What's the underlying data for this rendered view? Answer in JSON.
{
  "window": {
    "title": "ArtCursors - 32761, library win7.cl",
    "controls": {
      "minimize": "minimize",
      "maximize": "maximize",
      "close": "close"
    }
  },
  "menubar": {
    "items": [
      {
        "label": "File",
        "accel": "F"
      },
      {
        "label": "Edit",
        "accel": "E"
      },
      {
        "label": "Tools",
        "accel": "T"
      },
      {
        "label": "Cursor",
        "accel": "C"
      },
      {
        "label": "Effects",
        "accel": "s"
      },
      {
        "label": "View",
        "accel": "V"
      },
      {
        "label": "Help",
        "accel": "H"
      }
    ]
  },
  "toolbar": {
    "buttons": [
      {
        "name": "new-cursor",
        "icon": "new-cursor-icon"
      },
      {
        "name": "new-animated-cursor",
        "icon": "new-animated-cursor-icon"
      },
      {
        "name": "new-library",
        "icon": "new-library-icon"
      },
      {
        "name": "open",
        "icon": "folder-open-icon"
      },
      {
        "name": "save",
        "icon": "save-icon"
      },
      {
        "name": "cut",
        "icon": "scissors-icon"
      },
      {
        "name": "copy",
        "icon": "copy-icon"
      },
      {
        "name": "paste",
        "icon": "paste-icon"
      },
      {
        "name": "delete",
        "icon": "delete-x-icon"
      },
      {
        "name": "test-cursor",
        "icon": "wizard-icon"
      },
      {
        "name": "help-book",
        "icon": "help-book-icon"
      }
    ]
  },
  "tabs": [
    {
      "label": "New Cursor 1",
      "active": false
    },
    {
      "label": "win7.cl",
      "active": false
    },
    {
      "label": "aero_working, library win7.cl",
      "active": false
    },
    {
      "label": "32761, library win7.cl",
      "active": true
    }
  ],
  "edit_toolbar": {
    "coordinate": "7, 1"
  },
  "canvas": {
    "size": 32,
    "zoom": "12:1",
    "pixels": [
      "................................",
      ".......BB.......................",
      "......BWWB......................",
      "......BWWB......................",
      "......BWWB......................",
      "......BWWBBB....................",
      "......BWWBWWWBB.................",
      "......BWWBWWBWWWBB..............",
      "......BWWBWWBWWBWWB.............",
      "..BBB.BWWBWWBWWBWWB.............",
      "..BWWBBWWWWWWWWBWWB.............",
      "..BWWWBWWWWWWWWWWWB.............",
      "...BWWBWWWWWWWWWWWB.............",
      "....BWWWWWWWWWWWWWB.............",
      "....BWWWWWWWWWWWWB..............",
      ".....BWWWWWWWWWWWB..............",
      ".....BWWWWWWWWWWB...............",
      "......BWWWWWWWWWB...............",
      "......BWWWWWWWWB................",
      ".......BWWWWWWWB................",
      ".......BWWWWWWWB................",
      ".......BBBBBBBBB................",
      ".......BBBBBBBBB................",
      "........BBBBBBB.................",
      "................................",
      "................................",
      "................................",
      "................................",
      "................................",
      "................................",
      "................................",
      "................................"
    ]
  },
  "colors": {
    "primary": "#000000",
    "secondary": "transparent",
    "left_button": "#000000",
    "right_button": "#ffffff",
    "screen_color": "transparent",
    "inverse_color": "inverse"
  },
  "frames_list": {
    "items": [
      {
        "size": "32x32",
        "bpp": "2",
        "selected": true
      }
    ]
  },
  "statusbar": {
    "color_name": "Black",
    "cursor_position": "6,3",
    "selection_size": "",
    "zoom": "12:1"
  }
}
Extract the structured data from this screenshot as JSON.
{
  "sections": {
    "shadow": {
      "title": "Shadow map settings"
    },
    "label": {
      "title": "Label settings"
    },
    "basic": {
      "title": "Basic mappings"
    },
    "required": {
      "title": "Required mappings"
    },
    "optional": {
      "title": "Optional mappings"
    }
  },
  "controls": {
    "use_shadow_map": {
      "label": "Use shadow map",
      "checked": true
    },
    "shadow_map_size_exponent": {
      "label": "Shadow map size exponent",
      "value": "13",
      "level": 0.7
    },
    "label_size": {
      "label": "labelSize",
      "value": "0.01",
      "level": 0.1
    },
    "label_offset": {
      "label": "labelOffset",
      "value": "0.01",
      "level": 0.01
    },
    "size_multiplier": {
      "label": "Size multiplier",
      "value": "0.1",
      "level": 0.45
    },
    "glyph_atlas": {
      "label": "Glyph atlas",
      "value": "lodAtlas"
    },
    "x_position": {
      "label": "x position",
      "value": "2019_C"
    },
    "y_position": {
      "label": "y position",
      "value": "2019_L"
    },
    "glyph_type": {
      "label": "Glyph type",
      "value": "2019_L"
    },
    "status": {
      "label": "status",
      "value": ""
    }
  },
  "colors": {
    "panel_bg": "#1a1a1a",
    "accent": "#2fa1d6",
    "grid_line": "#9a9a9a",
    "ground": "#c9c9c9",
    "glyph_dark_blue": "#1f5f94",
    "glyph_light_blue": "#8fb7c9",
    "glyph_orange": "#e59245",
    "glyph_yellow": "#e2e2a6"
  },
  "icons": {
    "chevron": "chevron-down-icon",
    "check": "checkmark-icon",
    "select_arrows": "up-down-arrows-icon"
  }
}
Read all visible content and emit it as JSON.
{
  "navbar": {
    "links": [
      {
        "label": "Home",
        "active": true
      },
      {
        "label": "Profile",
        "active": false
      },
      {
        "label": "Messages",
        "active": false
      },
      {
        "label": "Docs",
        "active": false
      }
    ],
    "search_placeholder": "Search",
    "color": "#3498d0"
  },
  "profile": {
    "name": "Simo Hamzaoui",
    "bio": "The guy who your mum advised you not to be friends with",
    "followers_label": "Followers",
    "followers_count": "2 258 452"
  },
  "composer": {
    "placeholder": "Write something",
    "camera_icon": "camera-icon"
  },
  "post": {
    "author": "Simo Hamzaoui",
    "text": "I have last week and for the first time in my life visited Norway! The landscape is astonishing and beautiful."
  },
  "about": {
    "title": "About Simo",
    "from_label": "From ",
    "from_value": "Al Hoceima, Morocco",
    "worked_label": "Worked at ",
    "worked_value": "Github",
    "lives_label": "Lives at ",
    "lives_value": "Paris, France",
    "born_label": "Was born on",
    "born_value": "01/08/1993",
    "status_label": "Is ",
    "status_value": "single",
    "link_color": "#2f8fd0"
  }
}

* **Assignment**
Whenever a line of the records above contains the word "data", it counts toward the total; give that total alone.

* **Answer space**
2